As with so many social issues, the representation of women in genre fiction has been improving slowly. A sub-industry of comics and TV shows played with the contradiction between conventional femininity and heroism (perhaps the most famous of which here in the US were “Buffy the Vampire Slayer” and “Xena, Warrior Princess”). These were followed by movies about women in fetish leather who were little more than comely killing machines. (I’m looking at you, “Underworld”.)

Let’s not speak of the women in comics. Most heroines seem to outfit themselves at Lover’s Lane. To be fair, there have very recently been improvements in some of the titles at Marvel and DC, and I would be utterly remiss if I didn’t give a shout out to Bandette. A creator owned title from Monkeybrain, its good-natured action and humor made it my favorite new comic this year.

Still, there’s a long way to go.

I bring this up because I consider myself a feminist (other things, too, but that’s enough for now). I thought it was enough for me, as a creator, to make my female characters with an effort to avoid sexist clich├ęs. I wrote the Billy and Gravely comics with a deliberate undermining of the roles of women in B movies of the 1950s and ’60s. My story “The Heart of the Warrior” was explicitly about the aspects of rape culture that permeated so much early adventure fiction.

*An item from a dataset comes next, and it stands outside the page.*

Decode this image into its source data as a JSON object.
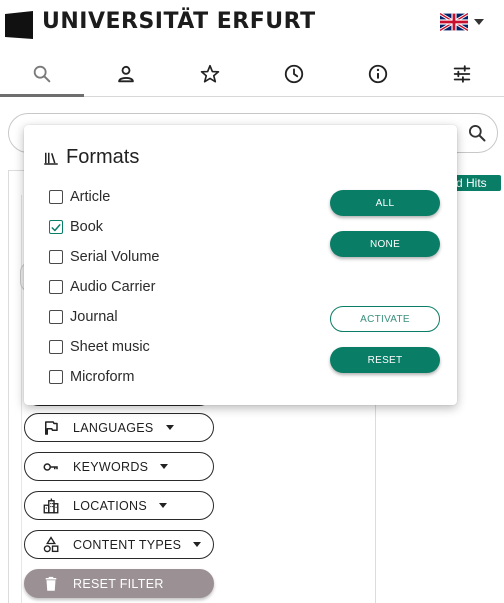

It’s not enough.

See, all my main characters have been men. All but one: Betty Marie, from “Dope Fiends of the Zombie Cafe!” — and I turned that into the first part of the Billy and Gravely series. I looked at all my planned projects, and they were all about men, too. I thought about changing them, but that felt wrong. You can’t just swap out characters; the whole story changes. Gender is only a part of the character, but every part is important. It seemed to me that it would be short-changing a new character by shoe-horning her into another project.

So I came up with a whole new story, for a female character I want to write about. I’d gladly read about her if someone else wrote her, which is my first criterion for any character. Who do I want to read about?

I want to read about a strong woman who has a personality — and eerie but thrilling adventures! She’ll also serve coffee, but only to her friends, only in her apartment and only if there’s some already made.

 

FOOTNOTES

1. The Red Planet, by Russ Winterbotham. Monarch Books.